◆ EXERCISE PROMPT ◆
Can you give all the records again without altering a single character?

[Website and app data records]
---
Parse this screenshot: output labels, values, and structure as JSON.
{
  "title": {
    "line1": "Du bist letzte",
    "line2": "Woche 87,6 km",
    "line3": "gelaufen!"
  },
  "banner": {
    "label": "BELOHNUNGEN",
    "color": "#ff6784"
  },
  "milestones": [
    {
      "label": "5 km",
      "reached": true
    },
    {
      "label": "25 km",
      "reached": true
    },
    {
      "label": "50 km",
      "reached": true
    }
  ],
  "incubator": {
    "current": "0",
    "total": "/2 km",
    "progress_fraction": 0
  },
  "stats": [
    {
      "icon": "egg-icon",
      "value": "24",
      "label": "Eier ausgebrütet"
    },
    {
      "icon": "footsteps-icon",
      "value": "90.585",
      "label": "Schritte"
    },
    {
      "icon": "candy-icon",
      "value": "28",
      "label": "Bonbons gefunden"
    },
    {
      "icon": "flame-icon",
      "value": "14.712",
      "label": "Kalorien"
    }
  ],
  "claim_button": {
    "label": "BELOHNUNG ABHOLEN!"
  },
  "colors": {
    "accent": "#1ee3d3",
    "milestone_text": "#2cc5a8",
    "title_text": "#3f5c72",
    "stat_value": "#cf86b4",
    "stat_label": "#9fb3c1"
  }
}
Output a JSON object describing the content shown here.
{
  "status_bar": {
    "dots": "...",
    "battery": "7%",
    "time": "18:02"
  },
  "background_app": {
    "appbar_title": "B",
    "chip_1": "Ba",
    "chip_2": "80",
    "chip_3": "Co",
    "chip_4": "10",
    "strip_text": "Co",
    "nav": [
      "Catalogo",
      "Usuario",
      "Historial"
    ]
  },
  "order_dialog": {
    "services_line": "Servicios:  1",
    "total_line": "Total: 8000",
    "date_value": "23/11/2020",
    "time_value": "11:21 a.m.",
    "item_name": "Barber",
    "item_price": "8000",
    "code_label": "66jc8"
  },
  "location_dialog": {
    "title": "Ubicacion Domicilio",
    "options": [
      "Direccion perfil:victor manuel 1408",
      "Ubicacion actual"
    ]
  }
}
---
◆ RESULT BELOW ◆
Parse this screenshot: output labels, values, and structure as JSON.
{
  "title": {
    "line1": "Du bist letzte",
    "line2": "Woche 87,6 km",
    "line3": "gelaufen!"
  },
  "banner": {
    "label": "BELOHNUNGEN",
    "color": "#ff6784"
  },
  "milestones": [
    {
      "label": "5 km",
      "reached": true
    },
    {
      "label": "25 km",
      "reached": true
    },
    {
      "label": "50 km",
      "reached": true
    }
  ],
  "incubator": {
    "current": "0",
    "total": "/2 km",
    "progress_fraction": 0
  },
  "stats": [
    {
      "icon": "egg-icon",
      "value": "24",
      "label": "Eier ausgebrütet"
    },
    {
      "icon": "footsteps-icon",
      "value": "90.585",
      "label": "Schritte"
    },
    {
      "icon": "candy-icon",
      "value": "28",
      "label": "Bonbons gefunden"
    },
    {
      "icon": "flame-icon",
      "value": "14.712",
      "label": "Kalorien"
    }
  ],
  "claim_button": {
    "label": "BELOHNUNG ABHOLEN!"
  },
  "colors": {
    "accent": "#1ee3d3",
    "milestone_text": "#2cc5a8",
    "title_text": "#3f5c72",
    "stat_value": "#cf86b4",
    "stat_label": "#9fb3c1"
  }
}
Output a JSON object describing the content shown here.
{
  "status_bar": {
    "dots": "...",
    "battery": "7%",
    "time": "18:02"
  },
  "background_app": {
    "appbar_title": "B",
    "chip_1": "Ba",
    "chip_2": "80",
    "chip_3": "Co",
    "chip_4": "10",
    "strip_text": "Co",
    "nav": [
      "Catalogo",
      "Usuario",
      "Historial"
    ]
  },
  "order_dialog": {
    "services_line": "Servicios:  1",
    "total_line": "Total: 8000",
    "date_value": "23/11/2020",
    "time_value": "11:21 a.m.",
    "item_name": "Barber",
    "item_price": "8000",
    "code_label": "66jc8"
  },
  "location_dialog": {
    "title": "Ubicacion Domicilio",
    "options": [
      "Direccion perfil:victor manuel 1408",
      "Ubicacion actual"
    ]
  }
}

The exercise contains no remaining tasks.